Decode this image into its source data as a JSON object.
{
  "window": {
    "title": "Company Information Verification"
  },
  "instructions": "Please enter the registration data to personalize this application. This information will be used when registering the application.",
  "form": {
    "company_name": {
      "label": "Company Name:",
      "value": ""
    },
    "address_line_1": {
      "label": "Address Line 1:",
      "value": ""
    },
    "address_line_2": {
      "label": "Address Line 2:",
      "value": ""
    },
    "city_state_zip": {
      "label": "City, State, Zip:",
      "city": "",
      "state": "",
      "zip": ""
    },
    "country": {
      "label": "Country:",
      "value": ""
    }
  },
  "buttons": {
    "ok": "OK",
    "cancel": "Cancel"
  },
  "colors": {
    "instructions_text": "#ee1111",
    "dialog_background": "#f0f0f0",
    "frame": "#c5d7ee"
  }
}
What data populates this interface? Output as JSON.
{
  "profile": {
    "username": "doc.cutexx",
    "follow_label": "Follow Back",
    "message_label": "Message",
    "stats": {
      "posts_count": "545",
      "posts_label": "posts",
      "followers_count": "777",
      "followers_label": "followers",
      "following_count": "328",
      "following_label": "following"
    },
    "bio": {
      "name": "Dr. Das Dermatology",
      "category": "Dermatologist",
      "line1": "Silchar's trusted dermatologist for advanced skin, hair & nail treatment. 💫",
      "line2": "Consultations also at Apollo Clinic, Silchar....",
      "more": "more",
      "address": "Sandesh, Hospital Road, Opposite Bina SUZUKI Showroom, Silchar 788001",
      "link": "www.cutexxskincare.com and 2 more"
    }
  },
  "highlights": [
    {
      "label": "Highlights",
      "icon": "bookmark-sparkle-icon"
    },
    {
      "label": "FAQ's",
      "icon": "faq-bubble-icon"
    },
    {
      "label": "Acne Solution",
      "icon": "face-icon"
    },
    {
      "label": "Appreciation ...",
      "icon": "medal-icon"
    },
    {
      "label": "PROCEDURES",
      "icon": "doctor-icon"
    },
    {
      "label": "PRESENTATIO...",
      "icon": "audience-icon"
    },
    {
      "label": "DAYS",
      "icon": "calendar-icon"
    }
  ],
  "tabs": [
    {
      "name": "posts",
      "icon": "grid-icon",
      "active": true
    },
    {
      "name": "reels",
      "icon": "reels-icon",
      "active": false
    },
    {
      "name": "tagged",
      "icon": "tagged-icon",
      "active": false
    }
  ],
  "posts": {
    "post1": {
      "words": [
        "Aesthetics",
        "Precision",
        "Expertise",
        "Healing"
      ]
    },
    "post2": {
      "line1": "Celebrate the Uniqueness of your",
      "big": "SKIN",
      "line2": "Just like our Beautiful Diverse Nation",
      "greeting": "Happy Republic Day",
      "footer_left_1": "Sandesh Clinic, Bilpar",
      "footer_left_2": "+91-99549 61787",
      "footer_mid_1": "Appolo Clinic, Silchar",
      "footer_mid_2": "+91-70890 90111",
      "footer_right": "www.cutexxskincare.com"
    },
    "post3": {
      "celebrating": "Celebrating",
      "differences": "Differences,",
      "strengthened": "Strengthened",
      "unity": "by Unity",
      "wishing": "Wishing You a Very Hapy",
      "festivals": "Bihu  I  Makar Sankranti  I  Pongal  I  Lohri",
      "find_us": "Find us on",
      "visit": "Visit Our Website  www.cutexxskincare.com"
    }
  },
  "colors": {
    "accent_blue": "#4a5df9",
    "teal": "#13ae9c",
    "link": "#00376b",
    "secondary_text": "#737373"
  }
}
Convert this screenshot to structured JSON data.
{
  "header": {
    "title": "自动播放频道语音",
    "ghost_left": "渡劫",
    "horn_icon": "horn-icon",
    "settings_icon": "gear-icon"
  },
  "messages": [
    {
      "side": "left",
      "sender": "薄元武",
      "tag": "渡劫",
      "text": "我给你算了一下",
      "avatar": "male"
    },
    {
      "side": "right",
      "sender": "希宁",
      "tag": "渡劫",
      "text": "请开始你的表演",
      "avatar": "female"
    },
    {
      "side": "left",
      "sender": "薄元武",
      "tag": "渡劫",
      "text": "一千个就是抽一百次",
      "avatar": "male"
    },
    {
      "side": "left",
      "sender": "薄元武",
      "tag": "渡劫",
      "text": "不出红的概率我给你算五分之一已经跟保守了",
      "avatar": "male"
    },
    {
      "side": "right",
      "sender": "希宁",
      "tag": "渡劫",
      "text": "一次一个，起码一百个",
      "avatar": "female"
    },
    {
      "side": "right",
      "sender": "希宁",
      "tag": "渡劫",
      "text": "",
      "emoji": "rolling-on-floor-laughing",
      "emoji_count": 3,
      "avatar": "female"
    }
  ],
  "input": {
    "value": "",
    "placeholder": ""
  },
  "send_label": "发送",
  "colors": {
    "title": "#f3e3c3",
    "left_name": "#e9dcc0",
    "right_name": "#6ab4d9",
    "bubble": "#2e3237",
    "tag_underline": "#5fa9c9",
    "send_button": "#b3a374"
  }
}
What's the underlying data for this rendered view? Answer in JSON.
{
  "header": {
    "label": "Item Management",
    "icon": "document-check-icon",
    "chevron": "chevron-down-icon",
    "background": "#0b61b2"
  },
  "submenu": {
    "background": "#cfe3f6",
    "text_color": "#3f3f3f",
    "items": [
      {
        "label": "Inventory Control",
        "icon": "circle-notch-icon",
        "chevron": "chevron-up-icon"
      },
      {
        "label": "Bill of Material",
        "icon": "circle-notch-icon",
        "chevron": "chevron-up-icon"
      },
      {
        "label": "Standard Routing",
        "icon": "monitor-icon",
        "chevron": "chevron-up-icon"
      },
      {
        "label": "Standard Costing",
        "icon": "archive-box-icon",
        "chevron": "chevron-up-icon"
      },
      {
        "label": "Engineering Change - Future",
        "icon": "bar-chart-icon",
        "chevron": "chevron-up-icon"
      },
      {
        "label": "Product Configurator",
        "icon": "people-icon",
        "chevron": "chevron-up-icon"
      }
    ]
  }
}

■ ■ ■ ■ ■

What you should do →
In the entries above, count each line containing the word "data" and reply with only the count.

Solution to this task →
5